> [Task prompt]:
Please copy the data exactly as it stands, minus the images.

> [Material to process]:
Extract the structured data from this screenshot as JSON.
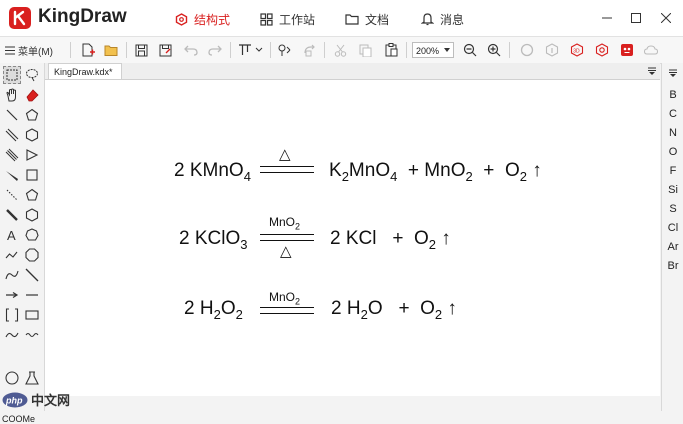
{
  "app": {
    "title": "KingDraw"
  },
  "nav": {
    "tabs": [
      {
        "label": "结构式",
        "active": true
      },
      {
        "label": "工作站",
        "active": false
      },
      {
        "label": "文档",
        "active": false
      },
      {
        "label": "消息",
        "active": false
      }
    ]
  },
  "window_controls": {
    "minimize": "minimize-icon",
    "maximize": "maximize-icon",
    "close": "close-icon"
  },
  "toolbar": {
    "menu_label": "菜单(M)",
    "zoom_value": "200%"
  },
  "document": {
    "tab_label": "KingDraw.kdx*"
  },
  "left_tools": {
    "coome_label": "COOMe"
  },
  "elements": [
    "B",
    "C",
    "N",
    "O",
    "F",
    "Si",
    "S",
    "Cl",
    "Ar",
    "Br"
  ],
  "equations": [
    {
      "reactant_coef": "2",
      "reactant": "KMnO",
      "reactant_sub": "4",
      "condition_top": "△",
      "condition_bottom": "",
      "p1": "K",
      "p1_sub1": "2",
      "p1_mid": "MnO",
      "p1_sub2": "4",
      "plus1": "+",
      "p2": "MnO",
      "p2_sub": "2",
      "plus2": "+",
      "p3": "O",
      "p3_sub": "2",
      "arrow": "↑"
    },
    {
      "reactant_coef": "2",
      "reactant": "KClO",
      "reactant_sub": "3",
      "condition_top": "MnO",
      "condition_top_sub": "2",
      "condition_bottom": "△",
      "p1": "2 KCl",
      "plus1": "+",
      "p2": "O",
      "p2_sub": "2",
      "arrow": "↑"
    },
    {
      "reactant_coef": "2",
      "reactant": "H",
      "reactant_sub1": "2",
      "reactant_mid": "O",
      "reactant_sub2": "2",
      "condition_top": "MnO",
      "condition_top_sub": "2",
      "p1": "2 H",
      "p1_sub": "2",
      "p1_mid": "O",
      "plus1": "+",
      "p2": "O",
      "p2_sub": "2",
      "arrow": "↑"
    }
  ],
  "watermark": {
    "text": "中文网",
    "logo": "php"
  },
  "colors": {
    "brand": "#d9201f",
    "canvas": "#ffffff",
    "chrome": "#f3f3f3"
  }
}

> [Exercise response]:
Extract the structured data from this screenshot as JSON.
{
  "app": {
    "title": "KingDraw"
  },
  "nav": {
    "tabs": [
      {
        "label": "结构式",
        "active": true
      },
      {
        "label": "工作站",
        "active": false
      },
      {
        "label": "文档",
        "active": false
      },
      {
        "label": "消息",
        "active": false
      }
    ]
  },
  "window_controls": {
    "minimize": "minimize-icon",
    "maximize": "maximize-icon",
    "close": "close-icon"
  },
  "toolbar": {
    "menu_label": "菜单(M)",
    "zoom_value": "200%"
  },
  "document": {
    "tab_label": "KingDraw.kdx*"
  },
  "left_tools": {
    "coome_label": "COOMe"
  },
  "elements": [
    "B",
    "C",
    "N",
    "O",
    "F",
    "Si",
    "S",
    "Cl",
    "Ar",
    "Br"
  ],
  "equations": [
    {
      "reactant_coef": "2",
      "reactant": "KMnO",
      "reactant_sub": "4",
      "condition_top": "△",
      "condition_bottom": "",
      "p1": "K",
      "p1_sub1": "2",
      "p1_mid": "MnO",
      "p1_sub2": "4",
      "plus1": "+",
      "p2": "MnO",
      "p2_sub": "2",
      "plus2": "+",
      "p3": "O",
      "p3_sub": "2",
      "arrow": "↑"
    },
    {
      "reactant_coef": "2",
      "reactant": "KClO",
      "reactant_sub": "3",
      "condition_top": "MnO",
      "condition_top_sub": "2",
      "condition_bottom": "△",
      "p1": "2 KCl",
      "plus1": "+",
      "p2": "O",
      "p2_sub": "2",
      "arrow": "↑"
    },
    {
      "reactant_coef": "2",
      "reactant": "H",
      "reactant_sub1": "2",
      "reactant_mid": "O",
      "reactant_sub2": "2",
      "condition_top": "MnO",
      "condition_top_sub": "2",
      "p1": "2 H",
      "p1_sub": "2",
      "p1_mid": "O",
      "plus1": "+",
      "p2": "O",
      "p2_sub": "2",
      "arrow": "↑"
    }
  ],
  "watermark": {
    "text": "中文网",
    "logo": "php"
  },
  "colors": {
    "brand": "#d9201f",
    "canvas": "#ffffff",
    "chrome": "#f3f3f3"
  }
}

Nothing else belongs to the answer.